▸ **DATA FOR THIS EXERCISE**
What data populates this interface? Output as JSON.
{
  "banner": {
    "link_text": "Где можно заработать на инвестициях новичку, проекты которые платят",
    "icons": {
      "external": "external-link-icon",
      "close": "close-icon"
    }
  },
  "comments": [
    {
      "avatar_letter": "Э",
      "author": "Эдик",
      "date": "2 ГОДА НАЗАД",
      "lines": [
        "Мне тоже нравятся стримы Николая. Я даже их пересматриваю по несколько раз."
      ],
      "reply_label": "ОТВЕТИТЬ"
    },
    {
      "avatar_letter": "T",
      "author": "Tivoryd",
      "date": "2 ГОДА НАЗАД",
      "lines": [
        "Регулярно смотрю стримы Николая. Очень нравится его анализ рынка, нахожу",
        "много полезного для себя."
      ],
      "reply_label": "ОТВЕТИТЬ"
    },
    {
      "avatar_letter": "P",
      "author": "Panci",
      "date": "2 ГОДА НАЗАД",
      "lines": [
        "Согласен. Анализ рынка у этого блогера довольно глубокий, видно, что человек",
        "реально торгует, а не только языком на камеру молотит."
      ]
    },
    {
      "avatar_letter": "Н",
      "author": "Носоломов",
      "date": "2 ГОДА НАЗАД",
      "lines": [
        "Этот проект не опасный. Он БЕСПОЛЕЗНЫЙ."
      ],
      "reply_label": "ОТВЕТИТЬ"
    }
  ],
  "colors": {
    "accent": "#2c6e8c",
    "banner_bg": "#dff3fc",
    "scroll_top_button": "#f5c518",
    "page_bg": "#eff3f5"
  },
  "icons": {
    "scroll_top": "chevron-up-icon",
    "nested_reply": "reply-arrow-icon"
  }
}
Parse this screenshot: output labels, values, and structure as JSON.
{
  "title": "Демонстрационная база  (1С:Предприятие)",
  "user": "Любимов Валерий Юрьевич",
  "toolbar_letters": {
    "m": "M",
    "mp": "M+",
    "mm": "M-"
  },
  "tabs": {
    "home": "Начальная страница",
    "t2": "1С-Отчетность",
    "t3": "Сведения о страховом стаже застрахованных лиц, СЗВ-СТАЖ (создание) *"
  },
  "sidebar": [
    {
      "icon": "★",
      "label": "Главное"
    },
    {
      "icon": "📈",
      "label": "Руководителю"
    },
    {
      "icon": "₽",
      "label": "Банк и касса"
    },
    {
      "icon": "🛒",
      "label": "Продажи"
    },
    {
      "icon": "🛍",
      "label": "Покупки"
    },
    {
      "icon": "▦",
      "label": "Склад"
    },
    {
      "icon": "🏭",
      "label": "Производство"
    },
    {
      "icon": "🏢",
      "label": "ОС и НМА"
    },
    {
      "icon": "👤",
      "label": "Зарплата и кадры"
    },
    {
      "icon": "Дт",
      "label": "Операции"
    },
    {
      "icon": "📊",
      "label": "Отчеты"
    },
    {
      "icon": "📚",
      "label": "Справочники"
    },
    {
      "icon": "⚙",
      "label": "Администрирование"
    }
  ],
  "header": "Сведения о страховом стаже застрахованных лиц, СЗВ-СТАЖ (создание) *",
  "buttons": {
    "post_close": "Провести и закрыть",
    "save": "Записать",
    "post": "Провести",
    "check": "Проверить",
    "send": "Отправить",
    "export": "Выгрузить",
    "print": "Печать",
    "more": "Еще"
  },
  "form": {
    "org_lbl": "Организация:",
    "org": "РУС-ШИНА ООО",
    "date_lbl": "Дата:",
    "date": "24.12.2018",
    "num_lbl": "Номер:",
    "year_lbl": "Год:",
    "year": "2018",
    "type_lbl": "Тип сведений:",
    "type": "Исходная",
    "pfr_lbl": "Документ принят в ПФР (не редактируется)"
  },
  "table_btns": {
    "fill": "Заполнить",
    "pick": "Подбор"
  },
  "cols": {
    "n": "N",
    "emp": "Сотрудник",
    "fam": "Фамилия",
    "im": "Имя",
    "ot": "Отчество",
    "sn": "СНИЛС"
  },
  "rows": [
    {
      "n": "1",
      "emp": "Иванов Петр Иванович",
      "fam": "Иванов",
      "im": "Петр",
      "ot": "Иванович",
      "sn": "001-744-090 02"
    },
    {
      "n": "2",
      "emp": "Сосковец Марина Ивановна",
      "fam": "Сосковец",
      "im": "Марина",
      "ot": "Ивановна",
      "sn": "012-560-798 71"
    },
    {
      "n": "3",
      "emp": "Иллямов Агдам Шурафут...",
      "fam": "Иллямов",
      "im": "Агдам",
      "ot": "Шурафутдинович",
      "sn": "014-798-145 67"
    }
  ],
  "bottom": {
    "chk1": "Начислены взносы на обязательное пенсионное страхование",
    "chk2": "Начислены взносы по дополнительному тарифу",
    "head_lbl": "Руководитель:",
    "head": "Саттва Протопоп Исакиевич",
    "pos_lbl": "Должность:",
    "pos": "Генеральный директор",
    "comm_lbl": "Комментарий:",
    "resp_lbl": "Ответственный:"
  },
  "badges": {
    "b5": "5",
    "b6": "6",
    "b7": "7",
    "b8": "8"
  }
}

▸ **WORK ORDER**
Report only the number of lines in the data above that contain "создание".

▸ **EXERCISE ANSWER**
2